Journalist Kurt Eichenwald has epilepsy. So, when he received a tweet with a GIF of an active strobe light in it, he suffered a seizure and subsequent health challenges. The incident led to an FBI investigation and an arrest. According to The New York Times, 29-year-old Rayne Rivello has been charged with criminal cyberstalking with the intent to kill or cause bodily harm. If found guilty, he could spend up to a decade in prison.
James Stanger, senior director of products for CompTIA, said that as more people share personal information online and as criminals become more sophisticated about their attacks, we can only expect to see more cases like this one.
“We are all exposing an enormous amount of information onto social media and the web,” he said in an email interview. “As a result, it is much easier for people to create directed attacks that are designed to steal information, compromise essential accounts (e.g., banking and work), as well as wage actual harm.”
As cybersecurity experts consider how and what information is exposed for public consumption in a world that increasingly uses social media for business, a new question being asked is: is yesterday’s mail bomb tomorrow’s tweet?
Hacking as a Service
Because this current case tests the legal definition of terrorism in the digital world, the verdict will ultimately offer insights into how best to prepare for virtual assaults that carry physical consequences. While many online attacks have resulted in very real effects over the years (like interfering with air traffic control or a city’s electrical grid), this case makes the attack more personal and – at worst case – could result in death.
Stanger said there’s been a notably rise in new and evolving forms of cyberwarfare in recent years. Issues like Distributed Denial of Service (DDoS) and ransomware attacks have become headline news.
According to John Dvorak, who until recently worked for the FBI, ransomware-based attacks have become a $1 billion dollar a year business.
“Many organized crime groups offer ‘hacking as a service’ these days,” Stanger, said. “To wage an attack, it is no longer necessary to become a technical security whiz.”
Prevention as the First Line of Defense
The threats will teach us more about how we all want to be interconnected but don’t want to deal with the ramifications. We all want the right to be connected, but few people want to take responsibility for doing so in a safe way.
Because cybercrime is a readily available avenue to anyone with a grudge, more people and companies are likely to be targeted. It begs the question to about what can realistically be done to prevent attacks. How can IT pros prevent the average online troll from becoming a cyberterrorist?
“Clearly, we need to adopt different ways to solve this problem,” Stanger admitted. “The answer is twofold. First, we need to educate everyone on how to properly use today’s technology. Second, we need to equip people with the right tools and techniques to keep data private and to keep themselves secure.”
For example, the ability to perform context-based filtering of any active content received online will likely be an important tool. If someone has a problem with a strobing app, for example, then the device will be able to block it before it can do damage.
“End-user education is a major part of this issue,” Stanger added. “The other is making sure that our essential systems (i.e., internet backbones, storage, web servers and cloud services) are properly resilient.”

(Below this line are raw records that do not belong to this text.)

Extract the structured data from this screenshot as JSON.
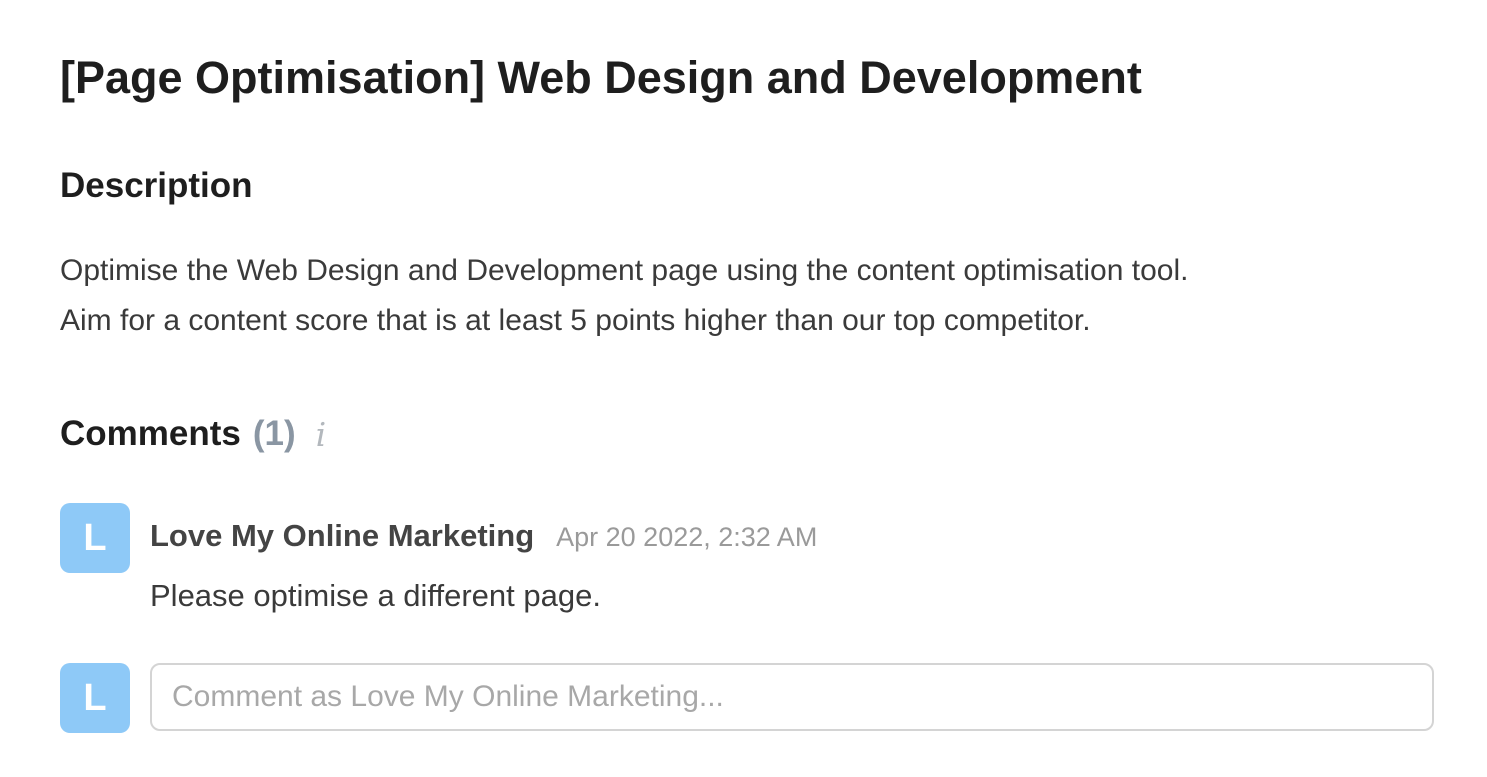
{
  "task": {
    "title": "[Page Optimisation] Web Design and Development"
  },
  "description": {
    "heading": "Description",
    "lines": [
      "Optimise the Web Design and Development page using the content optimisation tool.",
      "Aim for a content score that is at least 5 points higher than our top competitor."
    ]
  },
  "comments": {
    "heading": "Comments",
    "count": "(1)",
    "info_icon": "i",
    "items": [
      {
        "avatar_initial": "L",
        "author": "Love My Online Marketing",
        "timestamp": "Apr 20 2022, 2:32 AM",
        "body": "Please optimise a different page."
      }
    ],
    "composer": {
      "avatar_initial": "L",
      "placeholder": "Comment as Love My Online Marketing..."
    }
  },
  "colors": {
    "avatar_bg": "#8ec9f7",
    "count_text": "#8a96a3",
    "timestamp_text": "#9a9a9a"
  }
}
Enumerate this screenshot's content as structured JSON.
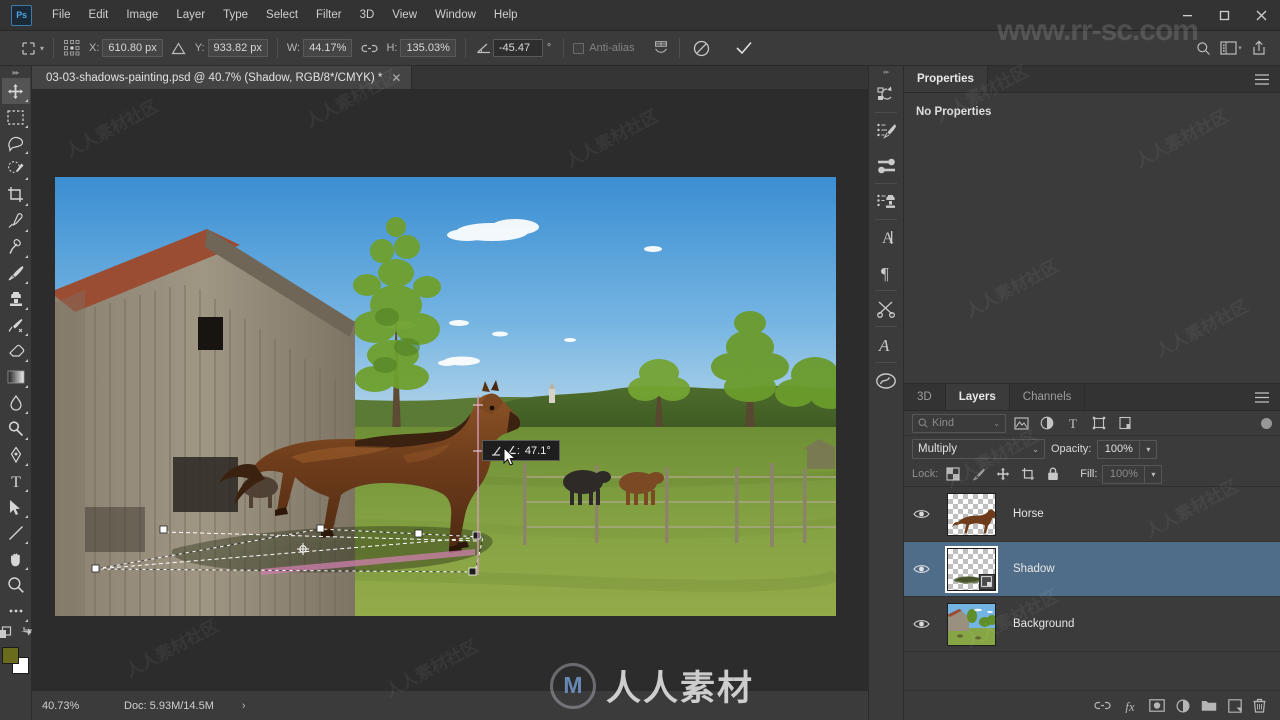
{
  "app": {
    "logo": "Ps",
    "watermark_url": "www.rr-sc.com",
    "watermark_cn": "人人素材",
    "watermark_cn_tile": "人人素材社区",
    "logo_mark": "M"
  },
  "menubar": {
    "items": [
      {
        "label": "File",
        "name": "menu-file"
      },
      {
        "label": "Edit",
        "name": "menu-edit"
      },
      {
        "label": "Image",
        "name": "menu-image"
      },
      {
        "label": "Layer",
        "name": "menu-layer"
      },
      {
        "label": "Type",
        "name": "menu-type"
      },
      {
        "label": "Select",
        "name": "menu-select"
      },
      {
        "label": "Filter",
        "name": "menu-filter"
      },
      {
        "label": "3D",
        "name": "menu-3d"
      },
      {
        "label": "View",
        "name": "menu-view"
      },
      {
        "label": "Window",
        "name": "menu-window"
      },
      {
        "label": "Help",
        "name": "menu-help"
      }
    ],
    "window_controls": {
      "minimize": "—",
      "maximize": "❐",
      "close": "✕"
    }
  },
  "options_bar": {
    "x_label": "X:",
    "x_value": "610.80 px",
    "y_label": "Y:",
    "y_value": "933.82 px",
    "w_label": "W:",
    "w_value": "44.17%",
    "h_label": "H:",
    "h_value": "135.03%",
    "angle_value": "-45.47",
    "angle_unit": "°",
    "antialias_label": "Anti-alias",
    "icons": {
      "reference_point": "reference-point-icon",
      "link_wh": "link-icon",
      "angle": "angle-icon",
      "skew": "skew-icon",
      "warp": "warp-icon",
      "cancel": "cancel-transform-icon",
      "commit": "commit-transform-icon",
      "search": "search-icon",
      "workspace": "workspace-icon",
      "share": "share-icon"
    }
  },
  "toolbar": {
    "tools": [
      {
        "name": "move-tool",
        "glyph": "move"
      },
      {
        "name": "rectangular-marquee-tool",
        "glyph": "marquee"
      },
      {
        "name": "lasso-tool",
        "glyph": "lasso"
      },
      {
        "name": "quick-selection-tool",
        "glyph": "quickselect"
      },
      {
        "name": "crop-tool",
        "glyph": "crop"
      },
      {
        "name": "eyedropper-tool",
        "glyph": "eyedropper"
      },
      {
        "name": "spot-healing-brush-tool",
        "glyph": "healing"
      },
      {
        "name": "brush-tool",
        "glyph": "brush"
      },
      {
        "name": "clone-stamp-tool",
        "glyph": "stamp"
      },
      {
        "name": "history-brush-tool",
        "glyph": "historybrush"
      },
      {
        "name": "eraser-tool",
        "glyph": "eraser"
      },
      {
        "name": "gradient-tool",
        "glyph": "gradient"
      },
      {
        "name": "blur-tool",
        "glyph": "blur"
      },
      {
        "name": "dodge-tool",
        "glyph": "dodge"
      },
      {
        "name": "pen-tool",
        "glyph": "pen"
      },
      {
        "name": "horizontal-type-tool",
        "glyph": "type"
      },
      {
        "name": "path-selection-tool",
        "glyph": "pathselect"
      },
      {
        "name": "line-tool",
        "glyph": "line"
      },
      {
        "name": "hand-tool",
        "glyph": "hand"
      },
      {
        "name": "zoom-tool",
        "glyph": "zoom"
      },
      {
        "name": "edit-toolbar-button",
        "glyph": "ellipsis"
      }
    ],
    "foreground_color": "#6b6b1e",
    "background_color": "#ffffff"
  },
  "document": {
    "tab_title": "03-03-shadows-painting.psd @ 40.7% (Shadow, RGB/8*/CMYK) *",
    "close_glyph": "✕"
  },
  "canvas": {
    "transform_tooltip_label": "∠:",
    "transform_tooltip_value": "47.1°"
  },
  "status_bar": {
    "zoom": "40.73%",
    "doc_info": "Doc: 5.93M/14.5M",
    "arrow": "›"
  },
  "icon_dock": {
    "icons": [
      {
        "name": "history-panel-icon"
      },
      {
        "name": "brush-settings-icon"
      },
      {
        "name": "brush-presets-icon"
      },
      {
        "name": "clone-source-icon"
      },
      {
        "name": "character-panel-icon"
      },
      {
        "name": "paragraph-panel-icon"
      },
      {
        "name": "adjustments-icon"
      },
      {
        "name": "glyphs-panel-icon"
      },
      {
        "name": "creative-cloud-libraries-icon"
      }
    ]
  },
  "properties_panel": {
    "tabs": [
      {
        "label": "Properties",
        "active": true,
        "name": "tab-properties"
      }
    ],
    "empty_message": "No Properties",
    "menu_glyph": "☰"
  },
  "layers_panel": {
    "tabs": [
      {
        "label": "3D",
        "active": false,
        "name": "tab-3d"
      },
      {
        "label": "Layers",
        "active": true,
        "name": "tab-layers"
      },
      {
        "label": "Channels",
        "active": false,
        "name": "tab-channels"
      }
    ],
    "menu_glyph": "☰",
    "filter": {
      "kind_label": "Kind",
      "chevron": "⌄",
      "filter_icons": [
        {
          "name": "filter-pixel-icon"
        },
        {
          "name": "filter-adjustment-icon"
        },
        {
          "name": "filter-type-icon"
        },
        {
          "name": "filter-shape-icon"
        },
        {
          "name": "filter-smartobject-icon"
        }
      ]
    },
    "blend_mode": "Multiply",
    "blend_chevron": "⌄",
    "opacity_label": "Opacity:",
    "opacity_value": "100%",
    "lock_label": "Lock:",
    "fill_label": "Fill:",
    "fill_value": "100%",
    "lock_icons": [
      {
        "name": "lock-transparent-pixels-icon"
      },
      {
        "name": "lock-image-pixels-icon"
      },
      {
        "name": "lock-position-icon"
      },
      {
        "name": "lock-artboard-nesting-icon"
      },
      {
        "name": "lock-all-icon"
      }
    ],
    "layers": [
      {
        "name": "Horse",
        "visible": true,
        "selected": false,
        "kind": "transparent",
        "badge": null
      },
      {
        "name": "Shadow",
        "visible": true,
        "selected": true,
        "kind": "transparent",
        "badge": "smart-object-badge"
      },
      {
        "name": "Background",
        "visible": true,
        "selected": false,
        "kind": "image",
        "badge": null
      }
    ],
    "footer_icons": [
      {
        "name": "link-layers-icon"
      },
      {
        "name": "layer-styles-icon",
        "label": "fx"
      },
      {
        "name": "add-layer-mask-icon"
      },
      {
        "name": "new-adjustment-layer-icon"
      },
      {
        "name": "new-group-icon"
      },
      {
        "name": "new-layer-icon"
      },
      {
        "name": "delete-layer-icon"
      }
    ]
  },
  "colors": {
    "chrome_bg": "#3b3b3b",
    "menu_bg": "#333333",
    "canvas_bg": "#2c2c2c",
    "selection_blue": "#4f6d89",
    "accent_blue": "#4ea3e0"
  }
}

Going Beyond Password Protection
To properly secure their systems, IT pros should consider the following:
- Have you implemented proper backup and storage that can help against a ransomware attack?
- What kind of network and ISP redundancy do you have in place that can help make a network resilient toward a DDoS attack?
- How much do you know about multifactor authentication and encryption that can help thwart the most obvious attacks?
Beyond simply passwords, applications using fingerprints and encryption can help protect data from being exploited.
“You can’t have privacy without understanding security, including authentication, encryption and backups,” Stanger said. “The threats will teach us more about how we all want to be interconnected but don’t want to deal with the ramifications. We all want the right to be connected, but few people want to take responsibility for doing so in a safe way.”
Stand Up to Cybercriminals
Stanger said reporting attacks, like cyberstalking, is also important.
“Criminal issues involving child pornography, body shaming and any form of bullying should be reported to law enforcement,” he said. “Responding to an attack by trying to conduct a counter-attack or resorting to social media is a huge mistake. Even if you’ve been attacked, if you act unwisely, you can yourself be accused – justly – of conducting an illegal attack.”
On a larger scale, many governments and corporate entities are sharing their experiences. The concept of information sharing has been around for years, of course, but major companies (from Microsoft to Cisco) are using it to create better overall security protocol.
“This past year at the RSA Conference in San Francisco, these organizations told the 40,000-plus attendees that they’re serious about information sharing,” Stanger said. “The idea is that as everyone starts telling each other about attacks, we can all learn and respond better.”
On April 19, Stanger will be facilitating a panel about managing networks amid DDoS attacks, ransomware and other cybersecurity disasters. Read more and register today!
McDonald is a writer and editor based in Philadelphia. She can be reached at www.nataliehopemcdonald.com.